Wooden Board Kitchen
It's a small joint, fairly unassuming and obviously a little hidden but before you think twice, walk in and ask for a table. I think you'll be pleasantly surprised.
We're fairly spoilt for choice when it comes to dining out in Auckland. We've got everything from high-end five star to cheap and cheerful. But not everywhere you go is good, and high price doesn't necessarily mean high quality. Fortunately this sentiment works both ways which is where the Wooden Board kitchen comes into the picture.
If you venture up to the top of Queen Street past the intersection with K Road you might just spot a little restaurant tucked in on the left. Upstairs is an Asian eatery which does confuse the situation, but the wooden board sign at the door should indicate you're in the right place. It's a small joint, fairly unassuming and obviously a little hidden but before you think twice, walk in and ask for a table. I think you'll be pleasantly surprised.
You'll enter a small paired-back dinning area with a number of wooden tables, and the kitchen at the back of the space. There isn't much to harp on about in terms of interiors, it's just a simple restaurant made for people to enjoy food in.
We ordered a glass of the house white and a beer to start off with as we perused the menu which, for dinner, was split between 'stingy plates' and 'generous plates'. It didn't take long to realise that a lot more than just the bigger plates could be considered generous - this is one very affordable spread. My theory that a Thai restaurant is the only place you can get a decent but cheap three course meal went out the window when I perused what was on offer here. Honey roasted beetroot tart with caramelised onion, cream cheese and balsamic reduction for just $8? Really? New Zealand green lip mussels with a creamy tomato and coriander sauce with grilled ciabatta for $8? Well don't mind if do!
Our friendly waiter explained we could work things a number of ways with this menu - a classic entree, main, dessert triad, share a collection of small and big plates or just go for a range of small plates and graze tapas style.

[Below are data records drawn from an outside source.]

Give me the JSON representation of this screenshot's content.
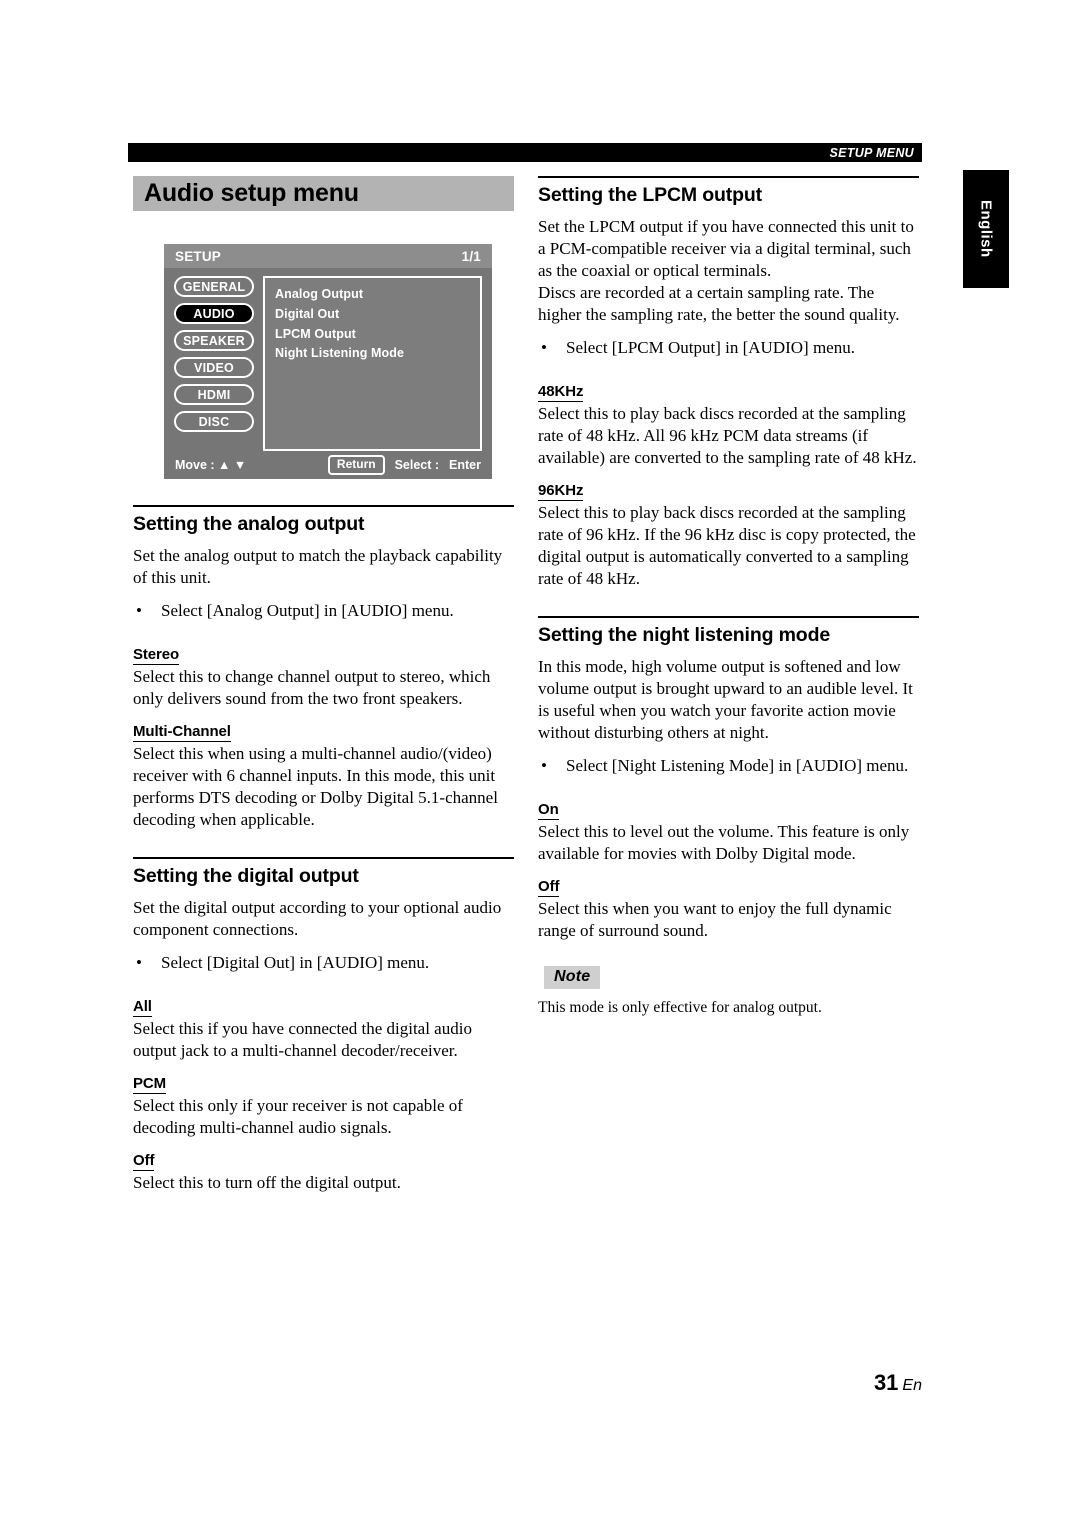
{
  "running_head": {
    "label": "SETUP MENU"
  },
  "language_tab": {
    "label": "English"
  },
  "chapter": {
    "title": "Audio setup menu"
  },
  "osd": {
    "title": "SETUP",
    "page_indicator": "1/1",
    "nav_buttons": [
      {
        "label": "GENERAL",
        "active": false
      },
      {
        "label": "AUDIO",
        "active": true
      },
      {
        "label": "SPEAKER",
        "active": false
      },
      {
        "label": "VIDEO",
        "active": false
      },
      {
        "label": "HDMI",
        "active": false
      },
      {
        "label": "DISC",
        "active": false
      }
    ],
    "menu_items": [
      "Analog Output",
      "Digital Out",
      "LPCM Output",
      "Night Listening Mode"
    ],
    "footer": {
      "move_label": "Move :  ▲ ▼",
      "return_key": "Return",
      "select_label": "Select :",
      "enter_label": "Enter"
    }
  },
  "sections": {
    "analog": {
      "heading": "Setting the analog output",
      "intro": "Set the analog output to match the playback capability of this unit.",
      "bullet_dot": "•",
      "bullet": "Select [Analog Output] in [AUDIO] menu.",
      "options": [
        {
          "term": "Stereo",
          "text": "Select this to change channel output to stereo, which only delivers sound from the two front speakers."
        },
        {
          "term": "Multi-Channel",
          "text": "Select this when using a multi-channel audio/(video) receiver with 6 channel inputs. In this mode, this unit performs DTS decoding or Dolby Digital 5.1-channel decoding when applicable."
        }
      ]
    },
    "digital": {
      "heading": "Setting the digital output",
      "intro": "Set the digital output according to your optional audio component connections.",
      "bullet_dot": "•",
      "bullet": "Select [Digital Out] in [AUDIO] menu.",
      "options": [
        {
          "term": "All",
          "text": "Select this if you have connected the digital audio output jack to a multi-channel decoder/receiver."
        },
        {
          "term": "PCM",
          "text": "Select this only if your receiver is not capable of decoding multi-channel audio signals."
        },
        {
          "term": "Off",
          "text": "Select this to turn off the digital output."
        }
      ]
    },
    "lpcm": {
      "heading": "Setting the LPCM output",
      "intro": "Set the LPCM output if you have connected this unit to a PCM-compatible receiver via a digital terminal, such as the coaxial or optical terminals.",
      "intro2": "Discs are recorded at a certain sampling rate. The higher the sampling rate, the better the sound quality.",
      "bullet_dot": "•",
      "bullet": "Select [LPCM Output] in [AUDIO] menu.",
      "options": [
        {
          "term": "48KHz",
          "text": "Select this to play back discs recorded at the sampling rate of 48 kHz. All 96 kHz PCM data streams (if available) are converted to the sampling rate of 48 kHz."
        },
        {
          "term": "96KHz",
          "text": "Select this to play back discs recorded at the sampling rate of 96 kHz. If the 96 kHz disc is copy protected, the digital output is automatically converted to a sampling rate of 48 kHz."
        }
      ]
    },
    "night": {
      "heading": "Setting the night listening mode",
      "intro": "In this mode, high volume output is softened and low volume output is brought upward to an audible level. It is useful when you watch your favorite action movie without disturbing others at night.",
      "bullet_dot": "•",
      "bullet": "Select [Night Listening Mode] in [AUDIO] menu.",
      "options": [
        {
          "term": "On",
          "text": "Select this to level out the volume. This feature is only available for movies with Dolby Digital mode."
        },
        {
          "term": "Off",
          "text": "Select this when you want to enjoy the full dynamic range of surround sound."
        }
      ],
      "note_badge": "Note",
      "note_text": "This mode is only effective for analog output."
    }
  },
  "folio": {
    "number": "31",
    "lang": "En"
  }
}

We decided to go with the small plate medley and chose the mussels (as above) along with pulled braised beef with Asian slaw, sesame seeds and flaky flat bread ($8), pan-seared scallops with avocado, tomato salsa, lemon and pangrattato ($9), sweet kumara croquettes ($7), and a mixed leaf salad with shaved Parmesan ($6) thrown in there for good measure. Our selection was commended - two items we selected were personal favourites of the waiter's which was reassuring.
Not long after ordering our plates (which were actually wooden platters, naturally) started arriving and everything smelt and looked mighty fine. I started with a scallop - a succulent mouthful of the soft delicacy with a crunchy toasted crumb offset with the fresh salsa. I then went for a kumera croquette which was comfortingly sweet and creamy. I had no problems working my way round all of our dishes multiple times until both myself and my dining companion had polished everything off. This is simple wholesome food at its best. I almost felt like I was at a friend's house for a relaxed yet impressive dinner party. And I don't mean wholesome in a basic/burnt/"nice try love" type of way. A special mention must go to the two dishes the waiter had backed - the green lipped mussels and the braised beef which were both delicious.

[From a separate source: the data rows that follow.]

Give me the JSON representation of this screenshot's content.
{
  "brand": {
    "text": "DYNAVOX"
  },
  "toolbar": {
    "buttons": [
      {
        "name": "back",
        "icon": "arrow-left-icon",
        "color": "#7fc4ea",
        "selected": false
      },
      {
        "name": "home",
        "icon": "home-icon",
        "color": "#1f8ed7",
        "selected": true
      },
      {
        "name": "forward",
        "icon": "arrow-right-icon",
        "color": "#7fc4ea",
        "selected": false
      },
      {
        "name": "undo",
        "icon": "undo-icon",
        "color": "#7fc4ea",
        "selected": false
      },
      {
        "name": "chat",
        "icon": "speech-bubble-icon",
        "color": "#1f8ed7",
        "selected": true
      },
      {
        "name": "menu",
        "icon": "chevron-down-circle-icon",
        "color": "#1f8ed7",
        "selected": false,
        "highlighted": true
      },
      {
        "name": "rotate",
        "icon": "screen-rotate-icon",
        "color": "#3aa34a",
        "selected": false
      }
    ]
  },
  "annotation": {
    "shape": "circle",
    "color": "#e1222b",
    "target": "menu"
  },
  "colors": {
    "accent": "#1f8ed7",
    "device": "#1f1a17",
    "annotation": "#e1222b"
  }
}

The evening was completed with dessert. I wasn't really an option not to go there when I saw a dish titled "chocolate lava" on the menu. This warm molten chocolate pudding was served with Rush-Munro's ice-cream ($10) and was a decadent pot of happiness. We also tried the eton mess - smashed meringue folded in whipped cream with baked seasonal fruits (peach) and amaretto crumble ($8) which could have benefited from a touch more fruit and crumble but really that's just being picky.
Delicious food, relaxed atmosphere, friendly service and a refreshingly light bill - too much to ask for in Central Auckland? Apparently not at the Wooden Board Kitchen.